Data records for software interfaces:
────────────────────────────────────────

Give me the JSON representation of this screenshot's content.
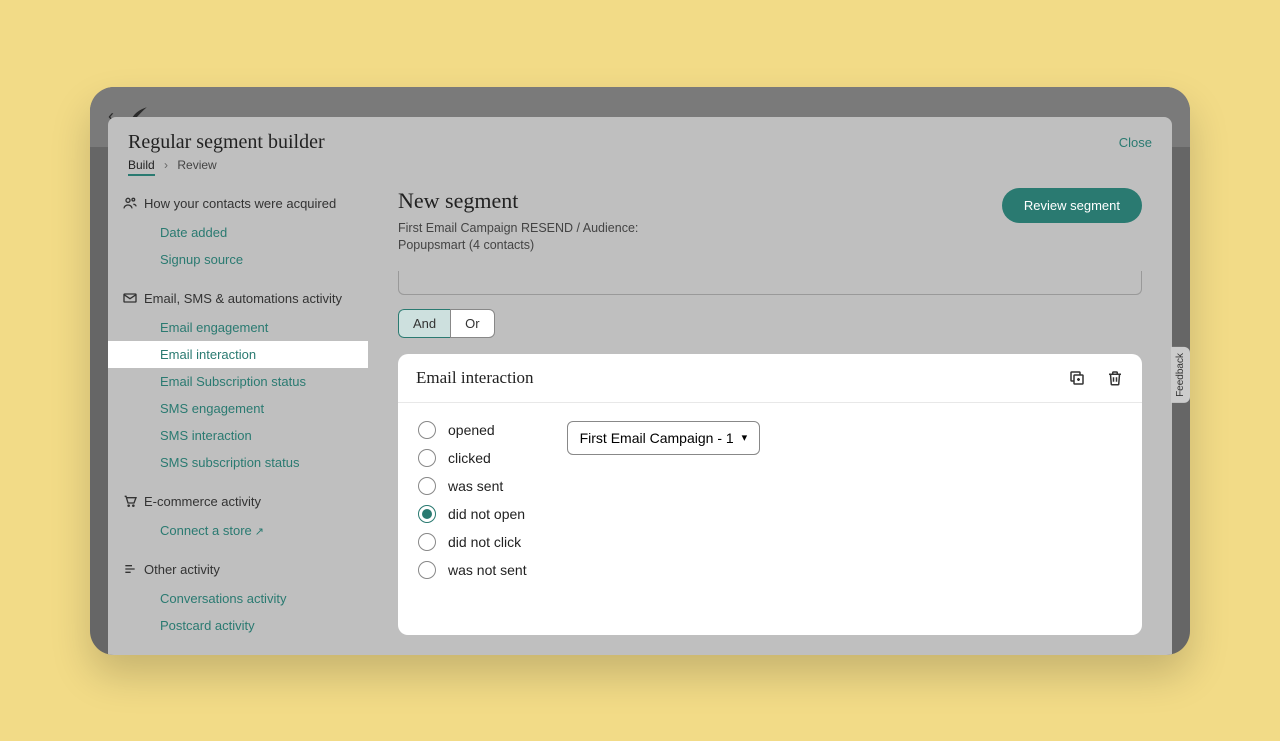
{
  "modal": {
    "title": "Regular segment builder",
    "breadcrumb": {
      "step1": "Build",
      "step2": "Review"
    },
    "close": "Close"
  },
  "sidebar": {
    "groups": [
      {
        "header": "How your contacts were acquired",
        "items": [
          "Date added",
          "Signup source"
        ]
      },
      {
        "header": "Email, SMS & automations activity",
        "items": [
          "Email engagement",
          "Email interaction",
          "Email Subscription status",
          "SMS engagement",
          "SMS interaction",
          "SMS subscription status"
        ],
        "activeIndex": 1
      },
      {
        "header": "E-commerce activity",
        "items": [
          "Connect a store"
        ]
      },
      {
        "header": "Other activity",
        "items": [
          "Conversations activity",
          "Postcard activity"
        ]
      }
    ]
  },
  "main": {
    "segmentTitle": "New segment",
    "segmentSub": "First Email Campaign RESEND / Audience: Popupsmart (4 contacts)",
    "reviewBtn": "Review segment",
    "andor": {
      "and": "And",
      "or": "Or",
      "selected": "and"
    },
    "cardTitle": "Email interaction",
    "radios": [
      "opened",
      "clicked",
      "was sent",
      "did not open",
      "did not click",
      "was not sent"
    ],
    "selectedRadio": 3,
    "campaignSelect": "First Email Campaign - 1"
  },
  "feedback": "Feedback"
}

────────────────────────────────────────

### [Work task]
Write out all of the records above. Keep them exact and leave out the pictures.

### [Written answer]
Give me the JSON representation of this screenshot's content.
{
  "modal": {
    "title": "Regular segment builder",
    "breadcrumb": {
      "step1": "Build",
      "step2": "Review"
    },
    "close": "Close"
  },
  "sidebar": {
    "groups": [
      {
        "header": "How your contacts were acquired",
        "items": [
          "Date added",
          "Signup source"
        ]
      },
      {
        "header": "Email, SMS & automations activity",
        "items": [
          "Email engagement",
          "Email interaction",
          "Email Subscription status",
          "SMS engagement",
          "SMS interaction",
          "SMS subscription status"
        ],
        "activeIndex": 1
      },
      {
        "header": "E-commerce activity",
        "items": [
          "Connect a store"
        ]
      },
      {
        "header": "Other activity",
        "items": [
          "Conversations activity",
          "Postcard activity"
        ]
      }
    ]
  },
  "main": {
    "segmentTitle": "New segment",
    "segmentSub": "First Email Campaign RESEND / Audience: Popupsmart (4 contacts)",
    "reviewBtn": "Review segment",
    "andor": {
      "and": "And",
      "or": "Or",
      "selected": "and"
    },
    "cardTitle": "Email interaction",
    "radios": [
      "opened",
      "clicked",
      "was sent",
      "did not open",
      "did not click",
      "was not sent"
    ],
    "selectedRadio": 3,
    "campaignSelect": "First Email Campaign - 1"
  },
  "feedback": "Feedback"
}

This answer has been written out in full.